A bill sponsored by Assemblyman Philip Ramos (D-Central Islip) to establish the Long Island Workforce Housing program passed the Assembly (A.9881-A).
Under the legislation, when a developer makes an application to a local government to build five or more residential units in Suffolk, the local government will require them to set aside at least 10 percent of those units for affordable workforce housing – a designation that includes individuals or families at or below 130 percent of Long Island’s median income.

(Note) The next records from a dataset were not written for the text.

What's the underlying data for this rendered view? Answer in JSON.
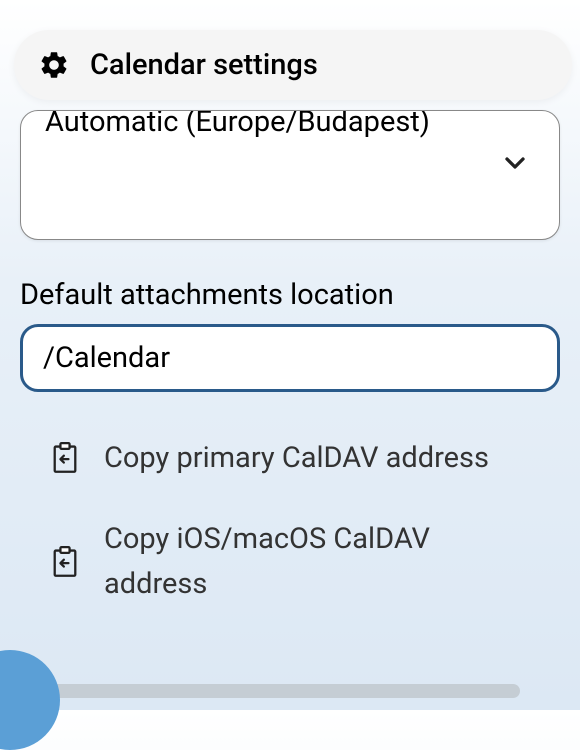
{
  "header": {
    "title": "Calendar settings"
  },
  "timezone_dropdown": {
    "value": "Automatic (Europe/Budapest)"
  },
  "attachments": {
    "label": "Default attachments location",
    "value": "/Calendar"
  },
  "actions": {
    "copy_primary": "Copy primary CalDAV address",
    "copy_ios": "Copy iOS/macOS CalDAV address"
  }
}
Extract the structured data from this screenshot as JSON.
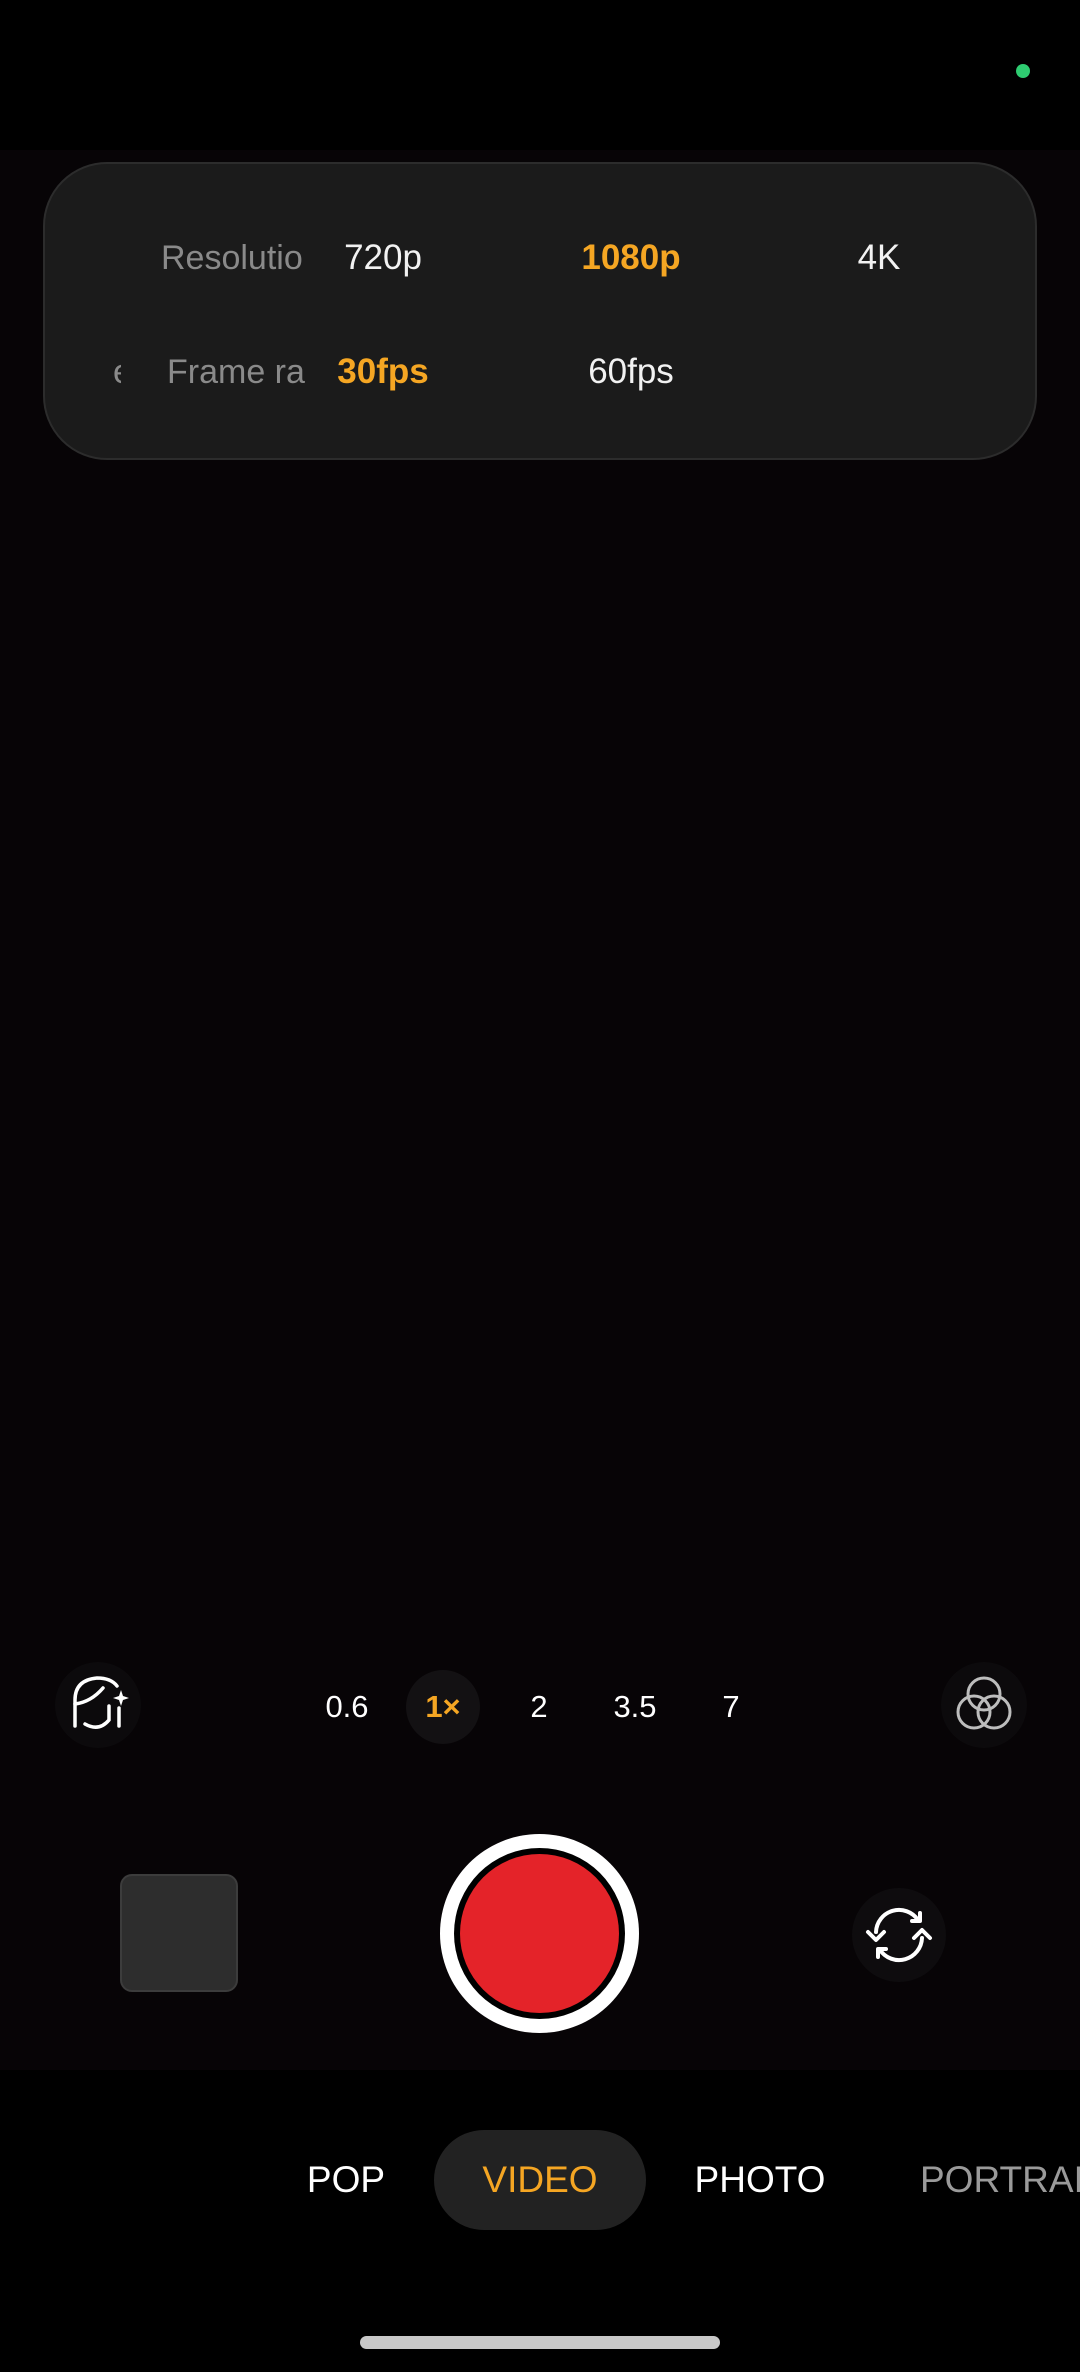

Ramos said the region’s high housing costs are driving young people away from Long Island. Since 1990, Nassau and Suffolk counties have experienced a 35 percent decrease in the number of 25- to 34-year-old residents. A 2006 Long Island Index survey found that more than half of this age group had recently considered leaving Long Island, with an astounding 70 percent saying they’re likely to leave within five years.
“This tumultuous demographic shift presents a serious threat to Long Island’s regional economy,” Ramos said. “Many employers who are confronted by a rapidly shrinking workforce are now having difficulty finding qualified employees.”

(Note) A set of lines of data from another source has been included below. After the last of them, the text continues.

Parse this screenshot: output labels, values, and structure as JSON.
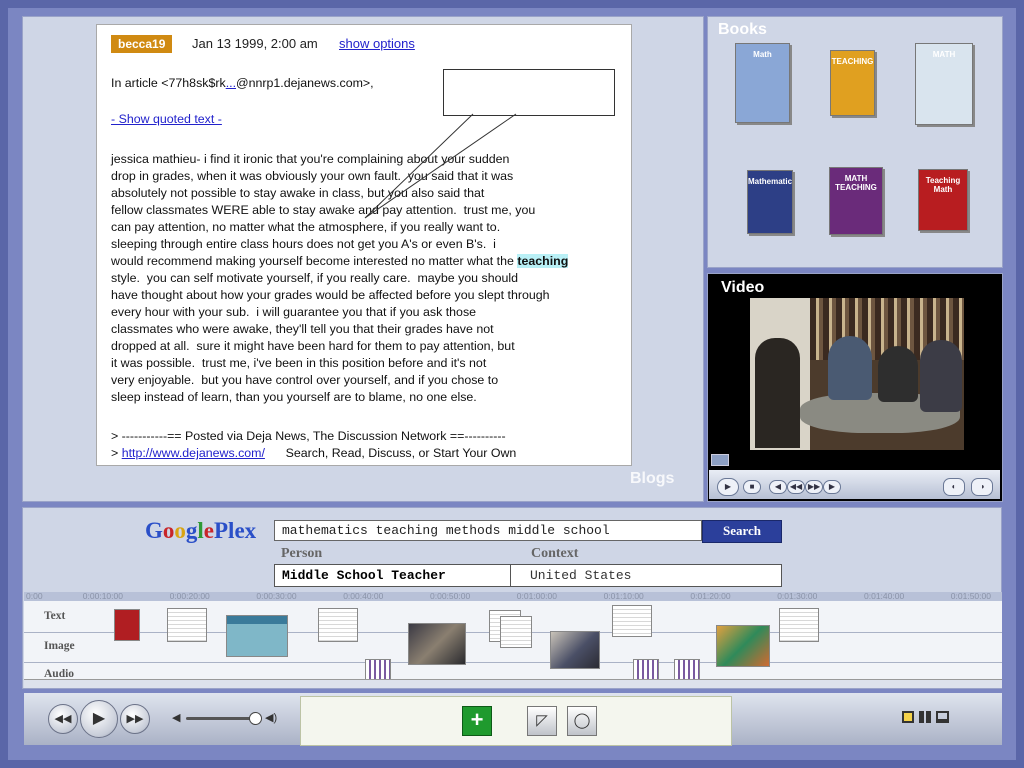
{
  "post": {
    "author": "becca19",
    "date": "Jan 13 1999, 2:00 am",
    "show_options": "show options",
    "article_line_pre": "In article <77h8sk$rk",
    "article_line_link": "...",
    "article_line_post": "@nnrp1.dejanews.com>,",
    "show_quoted": "- Show quoted text -",
    "body_before": "jessica mathieu- i find it ironic that you're complaining about your sudden\ndrop in grades, when it was obviously your own fault.  you said that it was\nabsolutely not possible to stay awake in class, but you also said that\nfellow classmates WERE able to stay awake and pay attention.  trust me, you\ncan pay attention, no matter what the atmosphere, if you really want to.\nsleeping through entire class hours does not get you A's or even B's.  i\nwould recommend making yourself become interested no matter what the ",
    "highlight": "teaching",
    "body_after": "\nstyle.  you can self motivate yourself, if you really care.  maybe you should\nhave thought about how your grades would be affected before you slept through\nevery hour with your sub.  i will guarantee you that if you ask those\nclassmates who were awake, they'll tell you that their grades have not\ndropped at all.  sure it might have been hard for them to pay attention, but\nit was possible.  trust me, i've been in this position before and it's not\nvery enjoyable.  but you have control over yourself, and if you chose to\nsleep instead of learn, than you yourself are to blame, no one else.",
    "footer1": "> -----------== Posted via Deja News, The Discussion Network ==----------",
    "footer2_prefix": "> ",
    "footer2_link": "http://www.dejanews.com/",
    "footer2_suffix": "      Search, Read, Discuss, or Start Your Own"
  },
  "panes": {
    "blogs": "Blogs",
    "books": "Books",
    "video": "Video"
  },
  "books": [
    {
      "label": "Math",
      "color": "#8aa7d6"
    },
    {
      "label": "TEACHING",
      "color": "#e0a020"
    },
    {
      "label": "MATH",
      "color": "#d9e4ee"
    },
    {
      "label": "Mathematics",
      "color": "#2d3f86"
    },
    {
      "label": "MATH TEACHING",
      "color": "#6a2b7a"
    },
    {
      "label": "Teaching Math",
      "color": "#b81d20"
    }
  ],
  "search": {
    "logo_parts": [
      "G",
      "o",
      "o",
      "g",
      "l",
      "e",
      "Plex"
    ],
    "logo_colors": [
      "#2a4fc8",
      "#c8262a",
      "#d9a412",
      "#2a4fc8",
      "#2f9a36",
      "#c8262a",
      "#2a4fc8"
    ],
    "query": "mathematics teaching methods middle school",
    "button": "Search",
    "person_label": "Person",
    "context_label": "Context",
    "person_value": "Middle School Teacher",
    "context_value": "United States"
  },
  "timeline": {
    "ticks": [
      "0:00",
      "0:00:10:00",
      "0:00:20:00",
      "0:00:30:00",
      "0:00:40:00",
      "0:00:50:00",
      "0:01:00:00",
      "0:01:10:00",
      "0:01:20:00",
      "0:01:30:00",
      "0:01:40:00",
      "0:01:50:00"
    ],
    "tracks": [
      "Text",
      "Image",
      "Audio"
    ]
  },
  "colors": {
    "accent": "#2b3f9b",
    "badge": "#d08a12",
    "add": "#1f9a2e"
  }
}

Since 2000, Long Island’s affordability gap has only gotten worse, as evidenced by data recently released in the 2008 Long Island Index. Median home values on Long Island more than doubled in just six years, from $213,000 in 2000 to $474,000 in 2006. But the sharp decline in home prices nationally in 2007 has had a negligible effect on Long Island, with the median closing price in December 2007 still at a whopping $425,000.
Ramos said the development of affordable housing is especially important in Suffolk County. According to the Federal Reserve Bank of New York, Brentwood has the second highest number of sub-prime loans in the state – with nearly 1,800 sub-prime loans and a 12.4 percent foreclosure rate. In Bay Shore, there are nearly 1,500 sub-prime loans and a foreclosure rate of 11.3 percent. Something must be done to remedy this growing problem.

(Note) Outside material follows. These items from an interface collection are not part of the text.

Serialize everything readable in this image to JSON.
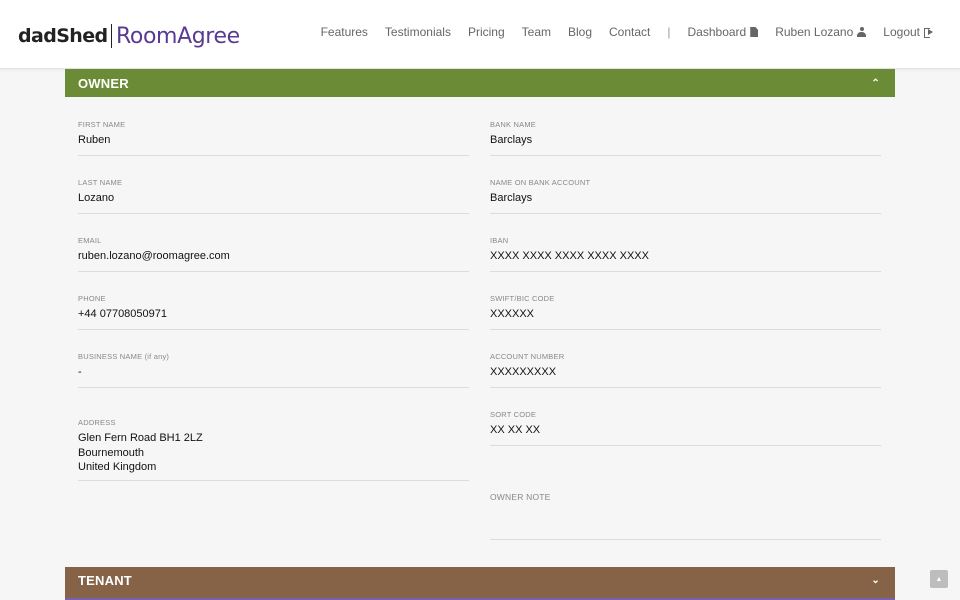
{
  "brand": {
    "dadshed": "dadShed",
    "roomagree": "RoomAgree"
  },
  "nav": {
    "features": "Features",
    "testimonials": "Testimonials",
    "pricing": "Pricing",
    "team": "Team",
    "blog": "Blog",
    "contact": "Contact",
    "separator": "|",
    "dashboard": "Dashboard",
    "user": "Ruben Lozano",
    "logout": "Logout"
  },
  "owner": {
    "title": "OWNER",
    "toggle_icon": "chevron-up-icon",
    "left_fields": [
      {
        "label": "FIRST NAME",
        "value": "Ruben"
      },
      {
        "label": "LAST NAME",
        "value": "Lozano"
      },
      {
        "label": "EMAIL",
        "value": "ruben.lozano@roomagree.com"
      },
      {
        "label": "PHONE",
        "value": "+44 07708050971"
      },
      {
        "label": "BUSINESS NAME (if any)",
        "value": "-"
      },
      {
        "label": "ADDRESS",
        "value": "Glen Fern Road BH1 2LZ\nBournemouth\nUnited Kingdom"
      }
    ],
    "right_fields": [
      {
        "label": "BANK NAME",
        "value": "Barclays"
      },
      {
        "label": "NAME ON BANK ACCOUNT",
        "value": "Barclays"
      },
      {
        "label": "IBAN",
        "value": "XXXX XXXX XXXX XXXX XXXX"
      },
      {
        "label": "SWIFT/BIC CODE",
        "value": "XXXXXX"
      },
      {
        "label": "ACCOUNT NUMBER",
        "value": "XXXXXXXXX"
      },
      {
        "label": "SORT CODE",
        "value": "XX XX XX"
      }
    ],
    "note_label": "OWNER NOTE"
  },
  "tenant": {
    "title": "TENANT",
    "toggle_icon": "chevron-down-icon"
  },
  "colors": {
    "owner_header": "#6b8b36",
    "tenant_header": "#866247",
    "brand_purple": "#5a3a92"
  }
}
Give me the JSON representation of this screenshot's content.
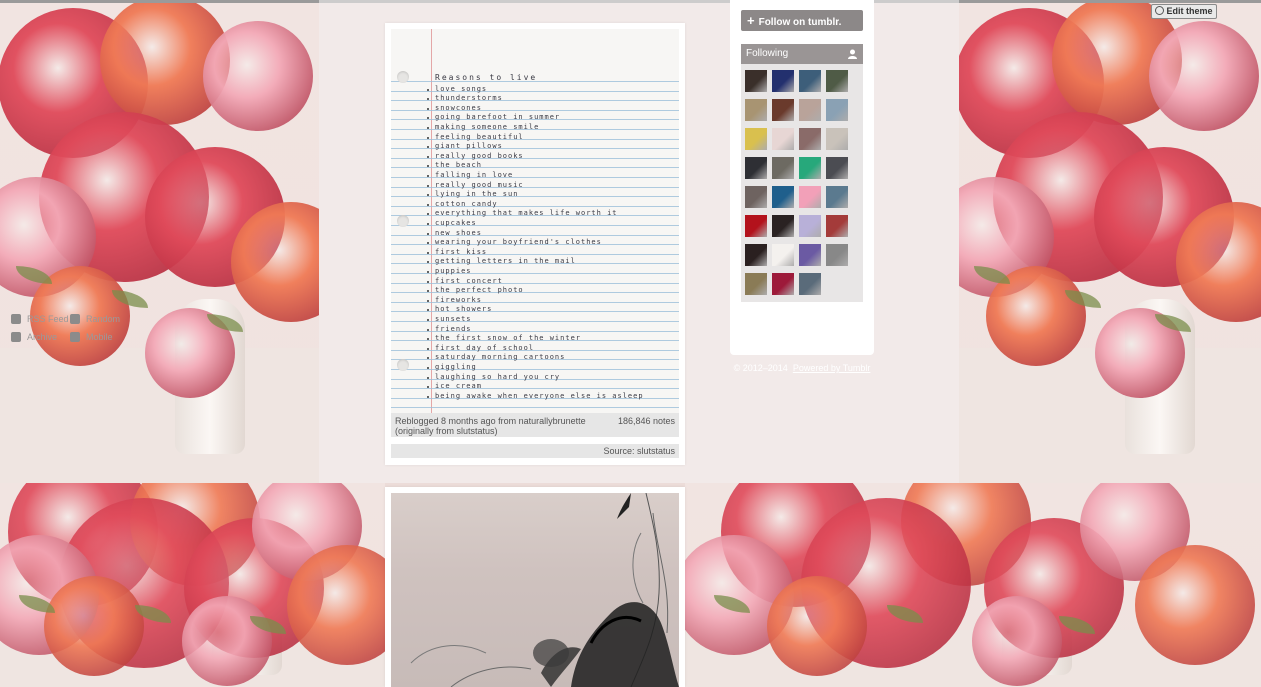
{
  "header": {
    "edit_theme_label": "Edit theme"
  },
  "post1": {
    "image_label": "Reasons to live",
    "note_lines": [
      "Reasons to live",
      "love songs",
      "thunderstorms",
      "snowcones",
      "going barefoot in summer",
      "making someone smile",
      "feeling beautiful",
      "giant pillows",
      "really good books",
      "the beach",
      "falling in love",
      "really good music",
      "lying in the sun",
      "cotton candy",
      "everything that makes life worth it",
      "cupcakes",
      "new shoes",
      "wearing your boyfriend's clothes",
      "first kiss",
      "getting letters in the mail",
      "puppies",
      "first concert",
      "the perfect photo",
      "fireworks",
      "hot showers",
      "sunsets",
      "friends",
      "the first snow of the winter",
      "first day of school",
      "saturday morning cartoons",
      "giggling",
      "laughing so hard you cry",
      "ice cream",
      "being awake when everyone else is asleep"
    ],
    "reblog_text": "Reblogged 8 months ago from naturallybrunette (originally from slutstatus)",
    "notes": "186,846 notes",
    "source": "Source: slutstatus"
  },
  "post2": {
    "image_label": "pencil sketch"
  },
  "sidebar": {
    "follow_label": "Follow on tumblr.",
    "following_label": "Following",
    "links": [
      {
        "label": "RSS Feed",
        "icon": "rss-icon"
      },
      {
        "label": "Random",
        "icon": "shuffle-icon"
      },
      {
        "label": "Archive",
        "icon": "archive-icon"
      },
      {
        "label": "Mobile",
        "icon": "mobile-icon"
      }
    ],
    "avatar_colors": [
      "#3a2f2a",
      "#23306e",
      "#3d5e7a",
      "#4f5b46",
      "#a89472",
      "#6a3a2c",
      "#b9a39a",
      "#8aa1b4",
      "#d9c04e",
      "#e7d6d4",
      "#8a6b69",
      "#c9c2ba",
      "#2e2f34",
      "#6d6a62",
      "#27a87b",
      "#4b4c52",
      "#6e6360",
      "#1f5f8c",
      "#f2a0b8",
      "#5b7a8f",
      "#b3121c",
      "#2a2222",
      "#b8b0d8",
      "#a43b3a",
      "#2a2020",
      "#f4f1ee",
      "#6b5aa3",
      "#888888",
      "#8a7b56",
      "#9d1a3a",
      "#5a6b7a"
    ]
  },
  "footer": {
    "copyright": "© 2012–2014",
    "powered_by": "Powered by Tumblr"
  },
  "colors": {
    "rose": "#e04a5a",
    "coral": "#f07a55",
    "pink": "#f3a9b7",
    "sidebar_button": "#8c8888"
  }
}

“Owning a home is a goal that is simply out of reach for many Long Islanders, particularly for young working people and those now entering the workforce,” Ramos said. “The region’s economy will continue to suffer unless meaningful actions are taken to ensure that Long Island communities remain strong – and that the economy has the workforce it needs to drive future prosperity.”